The passing of Steve Jobs has sent millions of people into reflection and reverie, and begs questions of the possibilities of repeating his vision and success. “Will there ever be another Steve Jobs?” asks one publication. While another contrarily claims that he “was not god,” still others iconize him, call him a tech-messiah, and lament his passing with something just short of worship. As agnostic as I’ve been computer-wise, I’ve always been a fan of the man, but does the death of Steve Jobs mark the end of a human era, the end of the singular genius, the lone visionary, the thought leader? In some ways, I am compelled to answer affirmatively, but to give Jobs all the credit is to do him and others like him a disservice. As Bonnie Stewart put it, “I fully agree that Steve Jobs left us a legacy. But it is not to be him.” We are the reason he was the last of his kind.
The connectivity of the web has all but killed the archetype of the singular visionary leader. Online, we connect to share with each other, not to listen to a single voice. It’s not necessarily the death of the grand narrative and the birth of postmodernism, it’s more the onset of postMODEMism. Ever since we started modulating and demodulating our ideas, information, and identities, our heroes have been in harm’s way. The web is more about processes and projects than products. The web is inherently a collaborative space. Authorship does not equal ownership. We’re in this together.
In spite of recent reports, the creative class is very real, and, as Scott Smith pointed out, is the larger part of the masses currently occupying Wall Street. The creative class is still here, but like the creative genius, no one owes us a living. We have to make our own way, and we will.

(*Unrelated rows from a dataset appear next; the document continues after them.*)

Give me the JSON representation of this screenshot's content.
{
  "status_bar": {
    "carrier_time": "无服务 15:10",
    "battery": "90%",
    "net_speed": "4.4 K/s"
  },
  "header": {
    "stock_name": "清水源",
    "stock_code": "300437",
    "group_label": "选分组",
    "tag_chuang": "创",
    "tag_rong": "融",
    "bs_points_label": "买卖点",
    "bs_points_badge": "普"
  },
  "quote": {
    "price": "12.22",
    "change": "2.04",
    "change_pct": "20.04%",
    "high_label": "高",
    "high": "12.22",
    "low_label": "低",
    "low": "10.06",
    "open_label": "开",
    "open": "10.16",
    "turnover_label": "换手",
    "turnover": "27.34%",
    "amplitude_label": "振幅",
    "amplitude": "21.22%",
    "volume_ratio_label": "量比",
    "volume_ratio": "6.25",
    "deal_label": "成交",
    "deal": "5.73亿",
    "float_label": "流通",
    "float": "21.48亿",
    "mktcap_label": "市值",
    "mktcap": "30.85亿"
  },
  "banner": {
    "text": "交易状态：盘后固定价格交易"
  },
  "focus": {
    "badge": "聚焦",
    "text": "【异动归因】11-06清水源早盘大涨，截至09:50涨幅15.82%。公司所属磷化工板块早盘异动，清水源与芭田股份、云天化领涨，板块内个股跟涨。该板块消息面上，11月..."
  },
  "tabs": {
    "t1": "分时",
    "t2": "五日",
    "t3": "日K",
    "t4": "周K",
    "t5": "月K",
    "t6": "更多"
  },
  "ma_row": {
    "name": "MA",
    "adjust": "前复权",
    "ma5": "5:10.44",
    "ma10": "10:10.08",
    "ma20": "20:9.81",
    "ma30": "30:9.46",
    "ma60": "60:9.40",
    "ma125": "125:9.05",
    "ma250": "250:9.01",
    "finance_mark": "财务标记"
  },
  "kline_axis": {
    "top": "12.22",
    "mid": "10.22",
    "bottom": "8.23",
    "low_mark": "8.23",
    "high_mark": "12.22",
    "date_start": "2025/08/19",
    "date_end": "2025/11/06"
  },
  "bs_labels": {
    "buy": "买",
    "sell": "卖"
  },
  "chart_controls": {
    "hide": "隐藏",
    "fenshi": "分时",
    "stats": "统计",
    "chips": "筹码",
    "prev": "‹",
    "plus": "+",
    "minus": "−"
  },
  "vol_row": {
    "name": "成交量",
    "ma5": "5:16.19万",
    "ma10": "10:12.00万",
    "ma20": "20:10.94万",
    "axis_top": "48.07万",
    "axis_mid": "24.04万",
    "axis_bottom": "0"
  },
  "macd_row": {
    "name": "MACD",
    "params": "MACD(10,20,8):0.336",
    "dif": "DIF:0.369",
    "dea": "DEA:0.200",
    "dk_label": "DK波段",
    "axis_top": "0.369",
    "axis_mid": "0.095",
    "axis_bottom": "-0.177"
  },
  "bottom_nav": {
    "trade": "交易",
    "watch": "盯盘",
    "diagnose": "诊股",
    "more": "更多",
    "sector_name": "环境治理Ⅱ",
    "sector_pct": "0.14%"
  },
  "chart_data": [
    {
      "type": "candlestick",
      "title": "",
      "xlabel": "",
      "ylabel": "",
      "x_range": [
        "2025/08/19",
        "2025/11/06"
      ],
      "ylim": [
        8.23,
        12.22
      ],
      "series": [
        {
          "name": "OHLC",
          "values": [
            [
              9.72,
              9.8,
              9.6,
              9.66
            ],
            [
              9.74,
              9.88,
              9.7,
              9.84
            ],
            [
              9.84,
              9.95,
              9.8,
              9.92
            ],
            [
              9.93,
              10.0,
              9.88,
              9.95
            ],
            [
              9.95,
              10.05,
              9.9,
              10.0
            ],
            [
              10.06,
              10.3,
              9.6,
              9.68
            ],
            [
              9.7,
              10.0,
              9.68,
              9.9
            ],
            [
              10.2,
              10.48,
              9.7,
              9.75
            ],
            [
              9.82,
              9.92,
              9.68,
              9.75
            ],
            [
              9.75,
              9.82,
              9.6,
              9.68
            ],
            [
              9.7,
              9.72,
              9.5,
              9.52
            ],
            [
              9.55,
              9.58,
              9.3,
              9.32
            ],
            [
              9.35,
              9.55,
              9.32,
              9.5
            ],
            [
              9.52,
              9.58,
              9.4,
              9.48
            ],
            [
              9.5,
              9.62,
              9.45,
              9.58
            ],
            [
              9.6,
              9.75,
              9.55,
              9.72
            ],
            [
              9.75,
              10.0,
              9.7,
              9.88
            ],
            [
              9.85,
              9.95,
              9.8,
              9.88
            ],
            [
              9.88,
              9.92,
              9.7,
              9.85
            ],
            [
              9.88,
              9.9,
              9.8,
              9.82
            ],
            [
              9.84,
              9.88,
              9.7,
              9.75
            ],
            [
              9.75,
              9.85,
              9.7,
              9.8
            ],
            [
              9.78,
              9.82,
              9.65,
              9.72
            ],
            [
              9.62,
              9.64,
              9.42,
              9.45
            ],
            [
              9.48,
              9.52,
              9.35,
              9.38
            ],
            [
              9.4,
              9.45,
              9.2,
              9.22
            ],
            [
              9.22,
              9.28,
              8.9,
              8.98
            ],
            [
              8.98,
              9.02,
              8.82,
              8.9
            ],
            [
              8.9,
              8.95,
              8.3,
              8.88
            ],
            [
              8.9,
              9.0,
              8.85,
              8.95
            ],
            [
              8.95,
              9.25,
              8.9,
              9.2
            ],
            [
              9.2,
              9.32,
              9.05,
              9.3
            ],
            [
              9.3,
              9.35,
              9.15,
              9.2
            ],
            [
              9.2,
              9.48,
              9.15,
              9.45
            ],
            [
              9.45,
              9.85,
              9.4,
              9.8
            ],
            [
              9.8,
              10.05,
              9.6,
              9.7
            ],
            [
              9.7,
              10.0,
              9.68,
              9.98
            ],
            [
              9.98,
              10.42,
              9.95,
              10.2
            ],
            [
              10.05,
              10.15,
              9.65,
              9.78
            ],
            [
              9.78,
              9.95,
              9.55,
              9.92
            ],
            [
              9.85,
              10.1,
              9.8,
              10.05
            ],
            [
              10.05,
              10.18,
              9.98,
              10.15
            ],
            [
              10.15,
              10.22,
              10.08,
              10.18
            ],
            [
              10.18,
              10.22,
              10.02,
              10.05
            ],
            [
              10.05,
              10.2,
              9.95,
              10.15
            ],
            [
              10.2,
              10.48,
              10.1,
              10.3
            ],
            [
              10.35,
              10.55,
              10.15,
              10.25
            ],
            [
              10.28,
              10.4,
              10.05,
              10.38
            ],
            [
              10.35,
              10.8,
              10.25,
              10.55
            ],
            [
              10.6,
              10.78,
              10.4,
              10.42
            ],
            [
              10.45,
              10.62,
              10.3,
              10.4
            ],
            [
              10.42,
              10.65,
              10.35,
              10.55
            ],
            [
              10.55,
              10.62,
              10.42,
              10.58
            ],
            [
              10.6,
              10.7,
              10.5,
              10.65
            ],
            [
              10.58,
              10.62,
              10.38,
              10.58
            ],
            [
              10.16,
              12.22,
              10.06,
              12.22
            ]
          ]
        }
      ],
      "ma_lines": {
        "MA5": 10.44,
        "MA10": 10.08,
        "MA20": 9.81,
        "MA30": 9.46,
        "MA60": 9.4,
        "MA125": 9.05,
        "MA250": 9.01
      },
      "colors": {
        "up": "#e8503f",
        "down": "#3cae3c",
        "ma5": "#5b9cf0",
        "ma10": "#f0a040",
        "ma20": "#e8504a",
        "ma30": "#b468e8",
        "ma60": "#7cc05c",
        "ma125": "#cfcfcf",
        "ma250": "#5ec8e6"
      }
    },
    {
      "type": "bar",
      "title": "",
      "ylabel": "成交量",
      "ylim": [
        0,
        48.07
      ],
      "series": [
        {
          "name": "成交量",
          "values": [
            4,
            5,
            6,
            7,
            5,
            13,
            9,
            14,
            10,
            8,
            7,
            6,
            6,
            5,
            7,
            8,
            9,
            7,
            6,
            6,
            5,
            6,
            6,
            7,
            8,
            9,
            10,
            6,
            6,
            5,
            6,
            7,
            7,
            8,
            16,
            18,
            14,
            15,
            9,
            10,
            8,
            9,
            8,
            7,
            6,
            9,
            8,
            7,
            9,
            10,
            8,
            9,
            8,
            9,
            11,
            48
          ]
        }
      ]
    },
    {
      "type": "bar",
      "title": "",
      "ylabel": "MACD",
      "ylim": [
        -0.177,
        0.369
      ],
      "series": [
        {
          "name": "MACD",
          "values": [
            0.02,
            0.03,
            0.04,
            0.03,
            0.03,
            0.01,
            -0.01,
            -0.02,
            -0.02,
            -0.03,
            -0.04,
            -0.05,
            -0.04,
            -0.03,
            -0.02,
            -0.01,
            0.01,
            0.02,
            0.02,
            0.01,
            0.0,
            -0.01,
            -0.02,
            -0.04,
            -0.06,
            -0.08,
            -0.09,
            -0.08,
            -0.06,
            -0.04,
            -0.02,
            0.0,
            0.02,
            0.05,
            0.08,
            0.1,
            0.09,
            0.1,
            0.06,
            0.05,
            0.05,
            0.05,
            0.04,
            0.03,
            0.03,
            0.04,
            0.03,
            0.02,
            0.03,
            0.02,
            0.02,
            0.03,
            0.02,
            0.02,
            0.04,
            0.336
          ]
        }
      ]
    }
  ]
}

Unlike others, I don’t think the Big Idea is dead either. I think our collaborative, networked thinking makes it more difficult to see the collaborative origins of the singular innovation. If ideas are networks, then big ideas are big networks. Even Jobs brought to market what were previously existing, networked ideas: “He saw what technologies were on the verge of being possible — and what technologies consumers were ready to accept,” Josh Bernoff wrote when Jobs stepped down as Apple CEO in August. “There could have been no iPhone without the habits created by iPods and Blackberry, no Mac without Apple and IBM PCs embraced by those who came before… Apple doesn’t make flash memory, microprocessors, touchscreens, or, for the most part, websites. It just puts them all together.” Toward the end of this 1996 interview with Steve Jobs on Wall Street Week with Louis Rukeyser [runtime: 4:32], Jobs talks about the sheer openness of the internet and how no one single company can ever contain it [the internet bit starts around 3:15]. “We’re going to see innovation contain it,” he says.

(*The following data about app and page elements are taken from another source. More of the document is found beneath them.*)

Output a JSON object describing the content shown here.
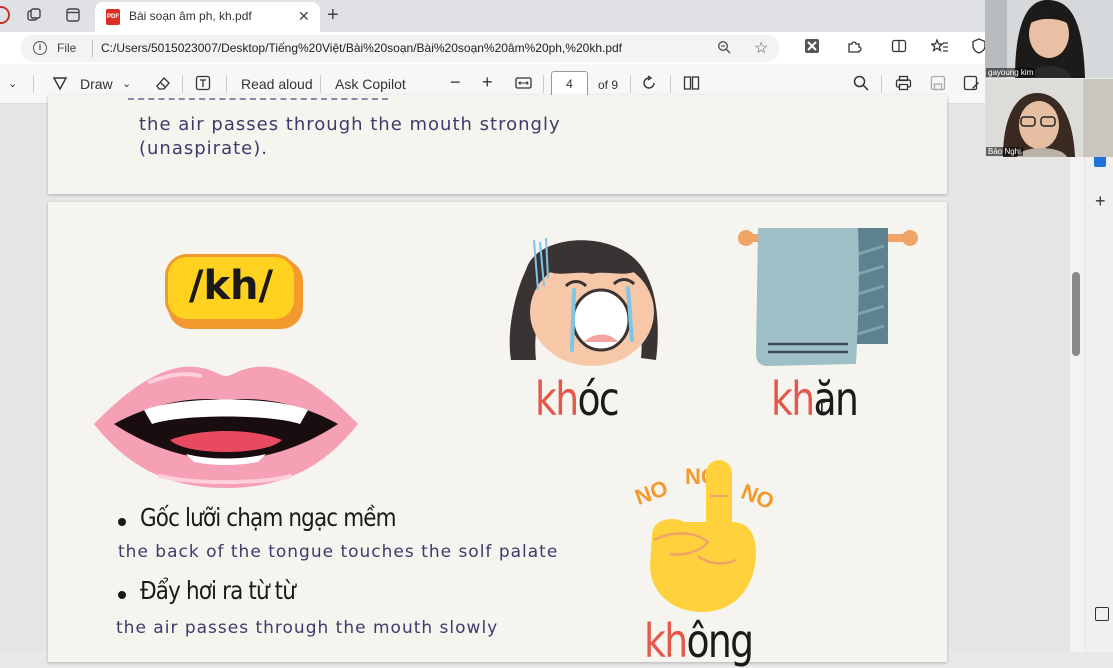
{
  "tab": {
    "title": "Bài soạn âm ph, kh.pdf",
    "favicon_text": "PDF"
  },
  "address": {
    "scheme_label": "File",
    "url": "C:/Users/5015023007/Desktop/Tiếng%20Việt/Bài%20soạn/Bài%20soạn%20âm%20ph,%20kh.pdf"
  },
  "pdf_toolbar": {
    "draw": "Draw",
    "read_aloud": "Read aloud",
    "ask_copilot": "Ask Copilot",
    "page_number": "4",
    "page_total": "of 9"
  },
  "prev_page": {
    "line1": "the air passes through the mouth strongly",
    "line2": "(unaspirate)."
  },
  "lesson": {
    "sound_badge": "/kh/",
    "words": [
      {
        "highlight": "kh",
        "rest": "óc"
      },
      {
        "highlight": "kh",
        "rest": "ăn"
      },
      {
        "highlight": "kh",
        "rest": "ông"
      }
    ],
    "no_signs": [
      "NO",
      "NO",
      "NO"
    ],
    "bullets": [
      {
        "vi": "Gốc lưỡi chạm ngạc mềm",
        "en": "the back of the tongue touches the solf palate"
      },
      {
        "vi": "Đẩy hơi ra từ từ",
        "en": "the air passes through the mouth slowly"
      }
    ]
  },
  "participants": [
    {
      "name": "gayoung kim"
    },
    {
      "name": "Bảo Nghi"
    }
  ],
  "colors": {
    "accent_red": "#e4574a",
    "badge_yellow": "#ffd21f",
    "badge_shadow": "#f29a2e",
    "hand_text": "#3b3c6b"
  }
}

No weak men in the books at home
The strong men who have made the world
History lives on the books at home
The books at home
It’s not made by great men
The past lives on in your front room
The poor still weak the rich still rule
History lives in the books at home
The books at home
It’s not made by great men
— Gang of Four, “Not Great Men”
It’s downright eerie watching these ideas collide in realtime on the choppy live-feed of Slavoj Žižek addressing the protestors of Occupy Wall Street today, as they respond in unison: “You don’t need a genius to be your leader.” This call-and-response is called “The Human Microphone” and is used due to restrictions on amplified sound in the public space of New York City. In an ironic mix of collaborative leadership, collective allegiance, communication technology, and lacks thereof, The Human Microphone is the perfect metaphor for the death of the hero. There is no “one for all” anymore. History’s not made by great men. As Bonnie Stewart concludes, “So maybe in this new world order, we should stop touting those who are ‘crazy enough to be geniuses’, — which is a romantic notion, even if it is sometimes true, like with Jobs — and reward those who are best able to share and innovate in teams.”
The good news for all is that collaboration makes each of us bigger. Find the folks that empower you to do more, to be more, and avoid the ones who don’t. As the Hopi once put it, “We are the ones we’ve been waiting for.”
Here’s a clip of an odd yet amazing cover of Gang of Four’s “Not Great Men” by an appropriately all-female Japanese percussion group [runtime: 4:09]:
Many thanks to my friend Dave Allen for sharing links and the Japanese Gang of Four cover clip, to Mike Schandorf for sharing the Žižek live-feed, and to my friend and collaborating champion Heather Gold for sharing the Steve Jobs clip. Onward together.